Against the backdrop of West Ham’s win against Spurs at the weekend came the news that a recent poll conducted by a number of Hammers-related websites found an overwhelming majority of fans believing that Sam Allardyce should not be retained as manager for next season.
More than 12,000 people took part in the polls, almost 78 percent expressing the view that Allardyce should go while just over 22 percent voted for him to continue in his job. The survey that ran for five days is thought to be the largest opinion poll ever undertaken by a club's supporters, and the results of the poll have been sent to David Sullivan.
The 16 sites taking part were Blowing Bubbles, Claret $amp; Blues, Claret $amp; Hugh, Ex-Hammers Magazine, Forever West Ham, Hammers in the Heart, Iron Views, Knees Up Mother Brown, Moore Than Just a Club, Very West Ham, West Ham Fan, West Ham Till I Die, West Ham World, WHU Stuff, WHUFCTV.com and my old "home" site of West Ham Online.
Of those who voted, 27 percent claimed they are season-ticket holders, with another 48 percent attending home matches, while a quarter of the respondents never go to a game but watch them on TV. Londoners accounted for 28 percent, 26 percent in the South East, 12 percent in East Anglia and 14 percent who voted were overseas supporters.
Amusingly, some claimed there should "not be a witch hunt but it was time to go," entirely missing the irony in the fact that this poll is very much a witch hunt, while others threatened not to renew their season tickets citing Sam's style of football as one-dimensional and without a Plan B.
Regular visitors to this blog over the years could not deny that some of these claims -- particularly the lack of another plan and the inability to switch play when the need arises -- has been a criticism from this quarter too. However, sometimes alone at certain parts of this season anyway, I have broadly been in support of Sam and have been interested to find that most people I meet -- and I’m talking about total strangers watching matches in pubs as well as friends and family -- are all supportive of Allardyce, believing he can take West Ham forward with the right financial support and backing from the fans.
If concerned about Sam’s ability to break out of his default defensive mode, it’s interesting to note that most people I’ve spoken to feel that Allardyce has done extremely well with the resources he has, often wondering what exactly some sections of the Upton Park support think the manager could have done differently with the personnel at his command.
However, this isn’t a fully ringing endorsement of ex-Bolton’s boss regime, there are misgivings about some of the players Allardyce has bought and their lack of impact on the side this season, many – like me – pointing out that the best performances this campaign have come from players already at the club when Sam arrived.
However, there has always been a culture of trying to overreach, with the debate of where exactly West Ham United see themselves as a club, at the root of the problem.
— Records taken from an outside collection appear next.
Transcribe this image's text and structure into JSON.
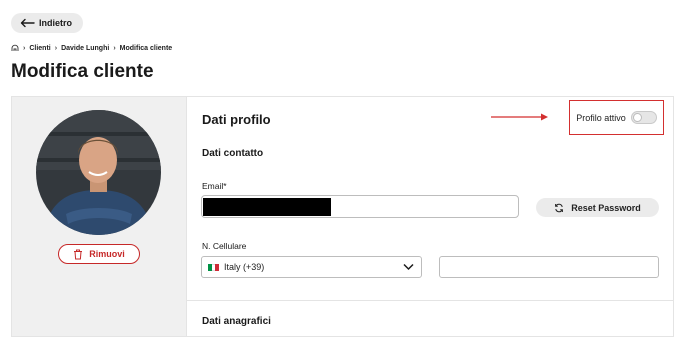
{
  "header": {
    "back_label": "Indietro",
    "breadcrumb": [
      "Clienti",
      "Davide Lunghi",
      "Modifica cliente"
    ],
    "page_title": "Modifica cliente"
  },
  "avatar": {
    "remove_label": "Rimuovi"
  },
  "profile": {
    "section_title": "Dati profilo",
    "active_toggle_label": "Profilo attivo",
    "active": false,
    "contact_title": "Dati contatto",
    "email_label": "Email*",
    "email_value": "",
    "reset_password_label": "Reset Password",
    "phone_label": "N. Cellulare",
    "country_value": "Italy (+39)",
    "phone_value": "",
    "anagraphic_title": "Dati anagrafici"
  },
  "colors": {
    "highlight_red": "#d32f2f",
    "danger": "#c62828",
    "flag_green": "#009246",
    "flag_white": "#ffffff",
    "flag_red": "#ce2b37"
  }
}
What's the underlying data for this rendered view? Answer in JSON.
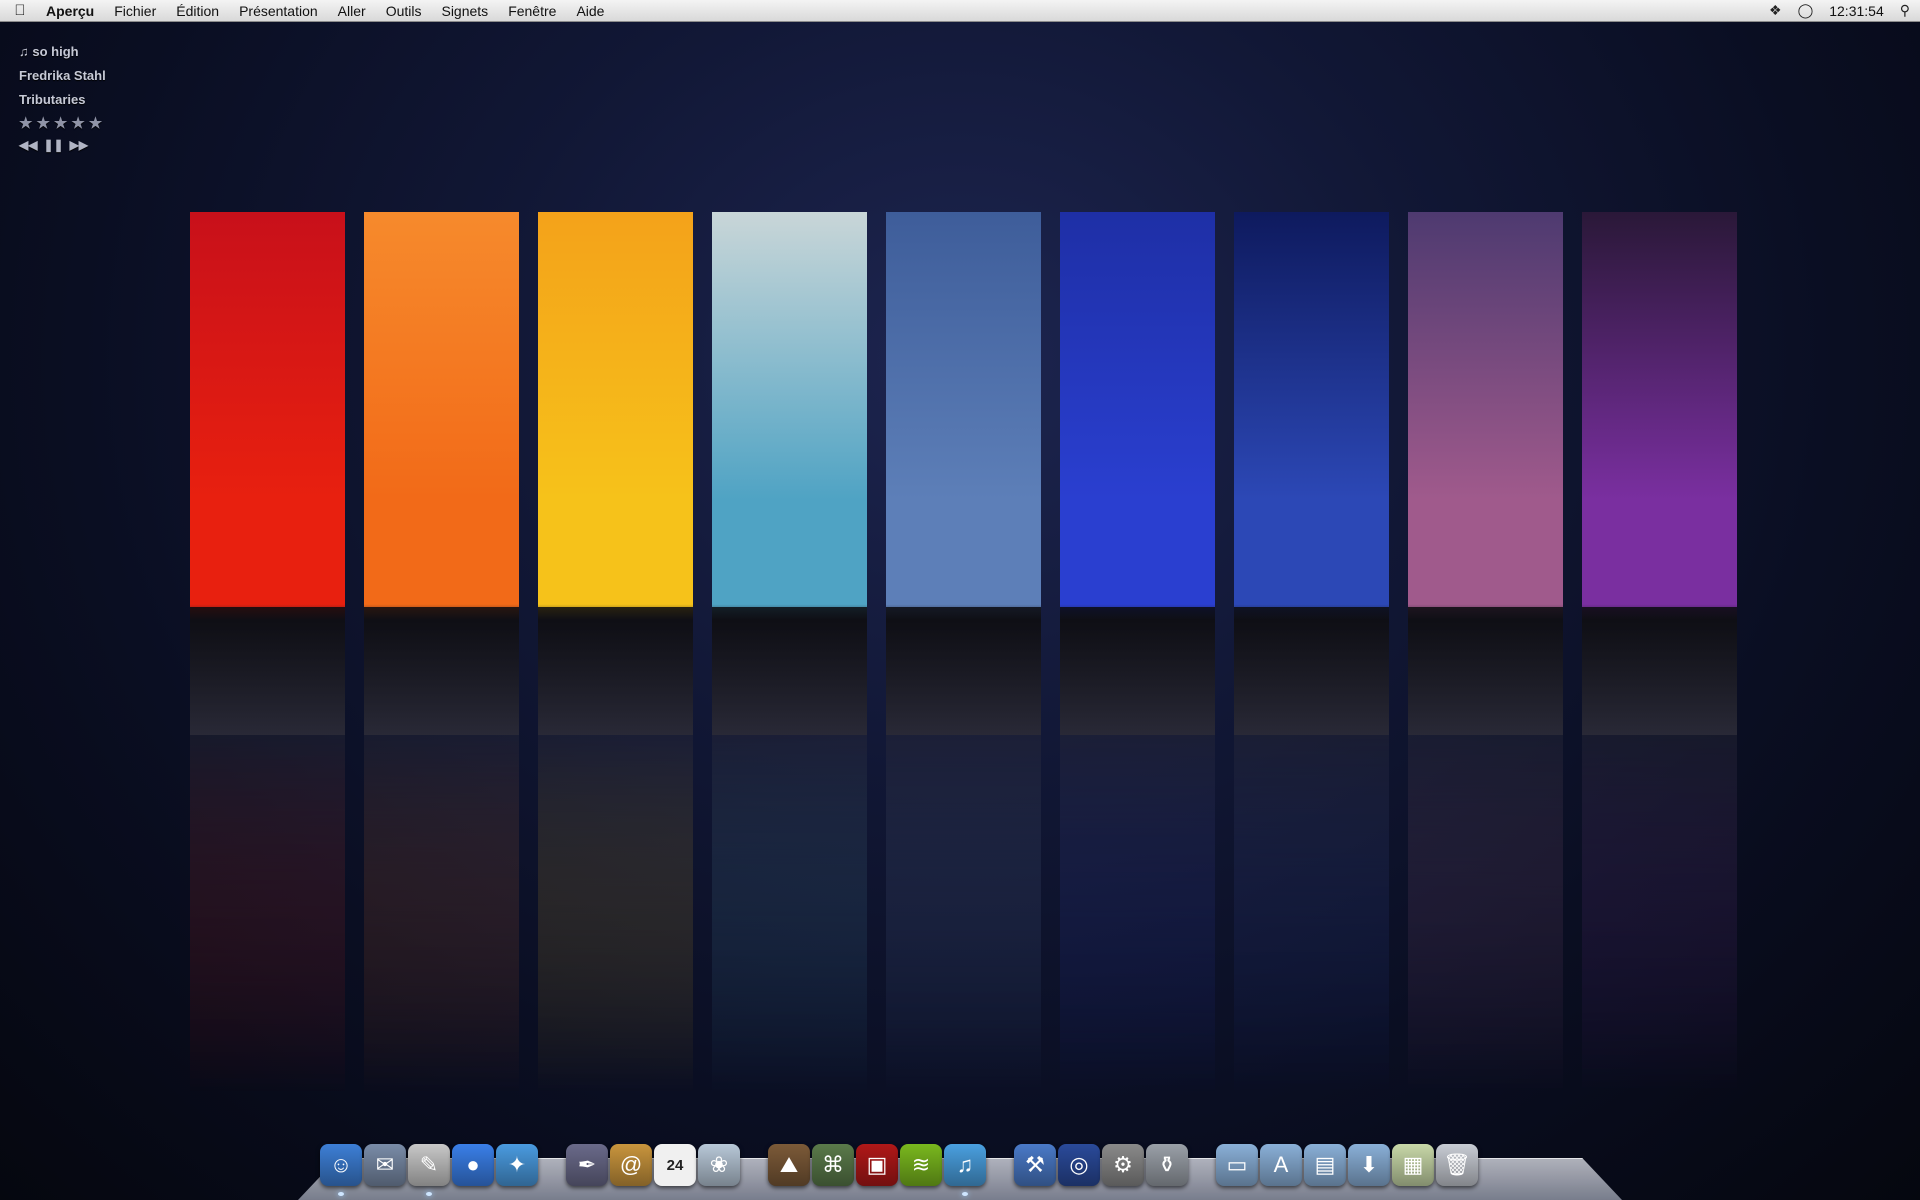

As argued here previously, while most fans welcomed the signing of a young England forward like Andy Carroll as a statement of intent, the fact is that the 16 million pounds spent on Carroll -- not to mention the six million for Stewart Downing and the 10 million for Matt Jarvis -- are a huge outlay for a club with financial difficulties.
But -- and this is a huge but -- this could all change when West Ham move stadiums and have the opportunity to attract more fans and better investors. Nobody wants to actually say out loud "look at what happened at Chelsea and Manchester City" because things like that tend to turn around at bite you on the backside at West Ham but there is undoubtedly a huge opportunity to grow the club at the Olympic Stadium and that opportunity needs to be met with a club playing top level football. Sam Allardyce will buy the club that chance.
Of course there may be others with more expansive ideas that will give that option too. Who knows if someone currently running a Championship club won’t be the next Brendan Rodgers? I could name one or two now that I think could possibly be that person and who should be given the opportunity.
There are positives, it must be said. There have been 14 clean sheets this season and this is the type of figure that would have seen a bizarre pipe-dream prior to the arrival of Allardyce. As the win against Tottenham showed, West Ham can provide some sparkling entertainment at times and I for one have no problem with Sam making his mark -- such as he did to the ire of Jose Mourinho at Stamford Bridge back in January -- in a more defensive mode. The Hammers sometimes need to strike the right balance but I believe Allardyce is an astute manager who realises this and it will be something he will try and address over the close season.
Will Sam get the opportunity? Fortunately for those who support him, the signs are that he will. For it seems that -- as so often happens in football -- the board at West Ham realise that the old adage of ‘Lies, Damned lies and statistics’ now needs to be amended to include supporter polls.